WORKING DATA Start Marker

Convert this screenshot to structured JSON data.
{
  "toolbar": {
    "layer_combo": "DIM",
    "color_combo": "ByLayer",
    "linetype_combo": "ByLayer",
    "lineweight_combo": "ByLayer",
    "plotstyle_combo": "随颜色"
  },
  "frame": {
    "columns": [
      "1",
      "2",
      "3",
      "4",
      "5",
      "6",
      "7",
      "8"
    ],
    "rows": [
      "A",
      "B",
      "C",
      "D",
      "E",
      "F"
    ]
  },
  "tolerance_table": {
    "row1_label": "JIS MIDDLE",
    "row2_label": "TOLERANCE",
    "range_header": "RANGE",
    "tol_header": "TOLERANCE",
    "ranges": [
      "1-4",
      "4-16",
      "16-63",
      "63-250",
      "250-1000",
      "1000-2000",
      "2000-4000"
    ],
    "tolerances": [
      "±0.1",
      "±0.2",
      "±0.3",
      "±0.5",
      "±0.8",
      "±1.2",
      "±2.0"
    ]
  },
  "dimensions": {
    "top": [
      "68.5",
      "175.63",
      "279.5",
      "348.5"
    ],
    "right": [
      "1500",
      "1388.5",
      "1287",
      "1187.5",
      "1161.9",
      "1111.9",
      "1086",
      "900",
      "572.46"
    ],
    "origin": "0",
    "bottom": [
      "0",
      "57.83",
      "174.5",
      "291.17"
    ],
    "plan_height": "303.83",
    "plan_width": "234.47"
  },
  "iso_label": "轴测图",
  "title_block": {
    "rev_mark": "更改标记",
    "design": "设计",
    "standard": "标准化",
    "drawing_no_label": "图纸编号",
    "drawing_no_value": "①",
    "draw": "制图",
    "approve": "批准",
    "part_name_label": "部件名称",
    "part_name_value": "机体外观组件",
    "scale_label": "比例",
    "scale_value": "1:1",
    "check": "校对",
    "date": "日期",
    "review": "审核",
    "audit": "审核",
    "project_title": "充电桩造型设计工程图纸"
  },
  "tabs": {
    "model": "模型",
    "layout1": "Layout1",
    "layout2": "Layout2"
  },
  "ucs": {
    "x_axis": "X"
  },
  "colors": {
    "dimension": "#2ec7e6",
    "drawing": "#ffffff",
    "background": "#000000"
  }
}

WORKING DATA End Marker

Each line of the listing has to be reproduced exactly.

> WRITTEN RESPONSE
Convert this screenshot to structured JSON data.
{
  "toolbar": {
    "layer_combo": "DIM",
    "color_combo": "ByLayer",
    "linetype_combo": "ByLayer",
    "lineweight_combo": "ByLayer",
    "plotstyle_combo": "随颜色"
  },
  "frame": {
    "columns": [
      "1",
      "2",
      "3",
      "4",
      "5",
      "6",
      "7",
      "8"
    ],
    "rows": [
      "A",
      "B",
      "C",
      "D",
      "E",
      "F"
    ]
  },
  "tolerance_table": {
    "row1_label": "JIS MIDDLE",
    "row2_label": "TOLERANCE",
    "range_header": "RANGE",
    "tol_header": "TOLERANCE",
    "ranges": [
      "1-4",
      "4-16",
      "16-63",
      "63-250",
      "250-1000",
      "1000-2000",
      "2000-4000"
    ],
    "tolerances": [
      "±0.1",
      "±0.2",
      "±0.3",
      "±0.5",
      "±0.8",
      "±1.2",
      "±2.0"
    ]
  },
  "dimensions": {
    "top": [
      "68.5",
      "175.63",
      "279.5",
      "348.5"
    ],
    "right": [
      "1500",
      "1388.5",
      "1287",
      "1187.5",
      "1161.9",
      "1111.9",
      "1086",
      "900",
      "572.46"
    ],
    "origin": "0",
    "bottom": [
      "0",
      "57.83",
      "174.5",
      "291.17"
    ],
    "plan_height": "303.83",
    "plan_width": "234.47"
  },
  "iso_label": "轴测图",
  "title_block": {
    "rev_mark": "更改标记",
    "design": "设计",
    "standard": "标准化",
    "drawing_no_label": "图纸编号",
    "drawing_no_value": "①",
    "draw": "制图",
    "approve": "批准",
    "part_name_label": "部件名称",
    "part_name_value": "机体外观组件",
    "scale_label": "比例",
    "scale_value": "1:1",
    "check": "校对",
    "date": "日期",
    "review": "审核",
    "audit": "审核",
    "project_title": "充电桩造型设计工程图纸"
  },
  "tabs": {
    "model": "模型",
    "layout1": "Layout1",
    "layout2": "Layout2"
  },
  "ucs": {
    "x_axis": "X"
  },
  "colors": {
    "dimension": "#2ec7e6",
    "drawing": "#ffffff",
    "background": "#000000"
  }
}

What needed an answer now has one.